For a good trend, honestly, information sharing. I have learned so many things on different topics I don’t learn in school, things I have never heard of in my life, on social media sometimes. I had a video saved a while back about some fun fact about Black hair, and I had to look it up to make sure it was real. And I was like, who was going to tell me that I was doing my hair care routine wrong?

I did it too, with a video about the whole jerking trend. From a dancer’s point of view, I was like, y’all are doing it wrong. And it was kind of my ick that day. Seeing that trend become popular, I was like, oh, this is funny coming from a dance educated background, because that’s not the jerk, that’s the reject. Maybe I’ll post about it! And most of the people in my comments section were like, Yes, thank you, you know the truth! And then other people were like, You’re ruining it for us! But a lot of the comments were like, I never knew this was true! And they looked it up.


By the time I’m a senior, I’m hoping that I’m signed to a dance agent, which I’m actually in the process of doing. And I either want to start my career in a contemporary ballet company — there’s a couple I’m interested in, like Complexions, or Alvin Ailey. Or LINES, which is in San Francisco; I auditioned for their summer pre-professional program and I got into that as well. So there are little steps I’m taking to make sure these things are secured by the time I graduate. And if I don’t go into company work, I want to go on tour or start booking major tours with artists because that’s a consistent cash flow. I think on top of that, upkeeping my social media work. Over this summer and throughout my senior year, I want to start filming for YouTube. I’ve had it on the back burner for a hot minute, and I feel like senior year would be an excellent time to do it.

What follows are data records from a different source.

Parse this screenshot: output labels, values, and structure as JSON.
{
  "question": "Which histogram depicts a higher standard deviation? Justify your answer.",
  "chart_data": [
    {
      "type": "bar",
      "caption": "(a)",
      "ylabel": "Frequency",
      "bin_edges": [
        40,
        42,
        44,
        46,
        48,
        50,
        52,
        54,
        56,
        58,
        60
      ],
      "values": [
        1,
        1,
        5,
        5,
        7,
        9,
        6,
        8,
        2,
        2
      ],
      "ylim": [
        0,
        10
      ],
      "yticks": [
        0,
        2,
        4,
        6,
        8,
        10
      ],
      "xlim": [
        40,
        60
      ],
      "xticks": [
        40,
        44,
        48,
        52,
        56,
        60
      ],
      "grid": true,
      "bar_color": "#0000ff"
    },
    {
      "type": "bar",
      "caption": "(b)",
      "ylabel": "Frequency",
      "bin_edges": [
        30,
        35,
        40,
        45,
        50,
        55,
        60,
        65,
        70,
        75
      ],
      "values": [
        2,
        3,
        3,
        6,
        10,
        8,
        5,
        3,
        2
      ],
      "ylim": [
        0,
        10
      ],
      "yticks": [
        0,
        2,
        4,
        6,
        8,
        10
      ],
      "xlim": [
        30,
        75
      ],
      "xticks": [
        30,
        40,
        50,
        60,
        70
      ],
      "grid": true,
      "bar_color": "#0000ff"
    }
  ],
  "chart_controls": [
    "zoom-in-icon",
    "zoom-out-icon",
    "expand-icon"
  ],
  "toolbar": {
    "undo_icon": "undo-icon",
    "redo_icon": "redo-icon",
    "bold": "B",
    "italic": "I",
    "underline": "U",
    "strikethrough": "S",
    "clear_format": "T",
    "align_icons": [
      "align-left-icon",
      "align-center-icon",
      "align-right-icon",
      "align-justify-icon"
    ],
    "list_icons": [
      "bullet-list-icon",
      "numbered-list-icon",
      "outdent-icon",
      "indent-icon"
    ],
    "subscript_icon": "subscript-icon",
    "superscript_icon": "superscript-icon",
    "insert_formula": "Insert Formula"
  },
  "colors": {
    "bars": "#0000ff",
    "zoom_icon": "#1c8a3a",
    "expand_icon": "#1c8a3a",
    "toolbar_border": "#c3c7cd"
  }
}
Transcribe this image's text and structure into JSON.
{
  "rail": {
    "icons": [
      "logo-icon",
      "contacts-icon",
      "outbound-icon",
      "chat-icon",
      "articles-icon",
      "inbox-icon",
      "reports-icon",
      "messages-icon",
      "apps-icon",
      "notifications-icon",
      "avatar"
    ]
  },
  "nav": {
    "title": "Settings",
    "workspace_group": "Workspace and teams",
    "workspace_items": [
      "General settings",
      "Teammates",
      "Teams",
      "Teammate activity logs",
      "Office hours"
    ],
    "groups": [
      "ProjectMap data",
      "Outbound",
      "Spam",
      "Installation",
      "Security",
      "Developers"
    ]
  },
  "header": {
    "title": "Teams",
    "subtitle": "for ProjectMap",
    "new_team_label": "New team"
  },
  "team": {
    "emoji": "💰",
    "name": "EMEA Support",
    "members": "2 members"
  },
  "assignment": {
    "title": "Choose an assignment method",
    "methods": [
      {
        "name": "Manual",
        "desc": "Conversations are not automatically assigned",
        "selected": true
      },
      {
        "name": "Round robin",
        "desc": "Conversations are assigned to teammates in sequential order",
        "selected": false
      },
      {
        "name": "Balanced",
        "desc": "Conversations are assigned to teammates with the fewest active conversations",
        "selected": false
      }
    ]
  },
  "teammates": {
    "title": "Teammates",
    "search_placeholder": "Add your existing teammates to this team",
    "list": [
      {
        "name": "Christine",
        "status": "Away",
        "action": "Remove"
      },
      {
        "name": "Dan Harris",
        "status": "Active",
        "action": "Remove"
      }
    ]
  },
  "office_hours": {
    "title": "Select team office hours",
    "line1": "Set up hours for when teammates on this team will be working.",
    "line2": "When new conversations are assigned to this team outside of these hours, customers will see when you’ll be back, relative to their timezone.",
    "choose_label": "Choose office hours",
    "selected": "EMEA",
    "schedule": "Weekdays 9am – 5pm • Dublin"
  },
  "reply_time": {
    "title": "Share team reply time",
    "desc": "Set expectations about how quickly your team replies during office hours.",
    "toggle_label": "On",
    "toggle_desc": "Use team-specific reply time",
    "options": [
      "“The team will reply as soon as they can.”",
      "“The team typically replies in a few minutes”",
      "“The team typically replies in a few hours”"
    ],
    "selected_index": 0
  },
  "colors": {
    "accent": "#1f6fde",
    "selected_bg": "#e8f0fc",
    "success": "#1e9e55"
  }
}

I want to just professionally dance for a good majority of those first couple of years. I have a pretty good network right now, but I want to build that network to a point where I have a bunch of choreographers on my roster that I am very connected with. Then I can be like, Hey, I’m starting this dance business. If you want to be one of the faculty members, let me know. It’s basically a dance convention, that’s what I’m working on. I have a lot of gripes with the dance convention community. That’s what I grew up doing, competitions and conventions, and I went on tour with a dance convention when I was a sophomore in high school. So I have knowledge about that world, and there’s a lot of things that I want to change about it.

I’ve had a lot of my fans ask me to teach classes, especially when they find out I’m a real dancer, so that’s why I want to reveal more of my dance background like my training, especially on YouTube. And once I have a pretty good level of following, I want to then announce it on my social media platforms.

So that is my goal. I’ve been working on this since high school. I’m going to say that’s a 10-year plan, because I definitely want to dance first and have my own career before then teaching other young aspiring dancers and choreographing at other companies in my early 30s.


“Your Teeth In My Neck” — Kali Uchis

“NEW MAGIC WAND” — Tyler, the Creator

“Swangin’ on Westheimer” — Don Toliver

This interview has been edited for length and clarity.

The post TikTok’s Syera Plitt Is So Much More Than A “Sunglasses Dropper” first appeared on Her Campus.

Source: hercampus.com

TikTok’s Syera Plitt Is So Much More Than A “Sunglasses Dropper”